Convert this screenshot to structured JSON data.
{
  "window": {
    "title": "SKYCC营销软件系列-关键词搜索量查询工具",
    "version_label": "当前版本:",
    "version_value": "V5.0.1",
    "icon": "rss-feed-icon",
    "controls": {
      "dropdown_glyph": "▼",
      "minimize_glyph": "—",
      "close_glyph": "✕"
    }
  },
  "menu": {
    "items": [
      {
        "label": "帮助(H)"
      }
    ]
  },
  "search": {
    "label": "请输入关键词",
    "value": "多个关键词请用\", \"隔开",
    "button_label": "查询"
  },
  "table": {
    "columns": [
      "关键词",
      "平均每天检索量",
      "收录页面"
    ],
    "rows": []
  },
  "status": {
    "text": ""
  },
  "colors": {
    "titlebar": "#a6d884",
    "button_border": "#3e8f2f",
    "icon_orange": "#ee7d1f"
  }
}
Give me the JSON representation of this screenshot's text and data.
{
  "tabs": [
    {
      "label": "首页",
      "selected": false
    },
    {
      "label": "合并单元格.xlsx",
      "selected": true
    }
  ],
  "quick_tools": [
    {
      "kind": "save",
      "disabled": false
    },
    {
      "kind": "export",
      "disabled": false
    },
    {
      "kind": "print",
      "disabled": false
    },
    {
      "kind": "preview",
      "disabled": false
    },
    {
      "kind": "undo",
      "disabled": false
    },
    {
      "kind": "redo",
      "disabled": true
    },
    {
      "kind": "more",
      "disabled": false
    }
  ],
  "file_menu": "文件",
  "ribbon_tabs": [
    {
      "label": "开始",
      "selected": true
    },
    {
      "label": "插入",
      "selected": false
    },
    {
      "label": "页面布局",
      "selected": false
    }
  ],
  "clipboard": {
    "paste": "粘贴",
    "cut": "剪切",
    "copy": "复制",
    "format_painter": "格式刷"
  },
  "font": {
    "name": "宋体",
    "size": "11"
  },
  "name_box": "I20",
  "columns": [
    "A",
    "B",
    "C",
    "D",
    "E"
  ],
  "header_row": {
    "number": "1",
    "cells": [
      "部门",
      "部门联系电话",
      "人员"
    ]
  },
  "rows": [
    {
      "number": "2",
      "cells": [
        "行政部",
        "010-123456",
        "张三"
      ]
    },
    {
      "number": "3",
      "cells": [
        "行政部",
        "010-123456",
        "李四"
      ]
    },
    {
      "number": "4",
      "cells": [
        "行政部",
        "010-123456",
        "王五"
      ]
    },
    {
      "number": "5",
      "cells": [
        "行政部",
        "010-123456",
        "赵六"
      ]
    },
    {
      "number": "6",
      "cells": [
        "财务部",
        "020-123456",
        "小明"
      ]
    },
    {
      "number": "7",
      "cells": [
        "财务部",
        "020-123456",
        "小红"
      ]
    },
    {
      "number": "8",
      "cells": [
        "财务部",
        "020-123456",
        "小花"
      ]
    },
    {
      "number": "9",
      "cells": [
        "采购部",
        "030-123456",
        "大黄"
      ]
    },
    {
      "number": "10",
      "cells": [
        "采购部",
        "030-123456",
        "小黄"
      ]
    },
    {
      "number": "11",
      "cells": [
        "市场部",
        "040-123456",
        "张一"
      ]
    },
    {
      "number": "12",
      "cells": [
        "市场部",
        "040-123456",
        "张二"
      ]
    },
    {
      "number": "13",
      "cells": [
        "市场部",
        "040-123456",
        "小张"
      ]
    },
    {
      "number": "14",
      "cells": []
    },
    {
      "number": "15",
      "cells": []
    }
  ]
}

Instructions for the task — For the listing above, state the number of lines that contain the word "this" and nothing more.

Response — 2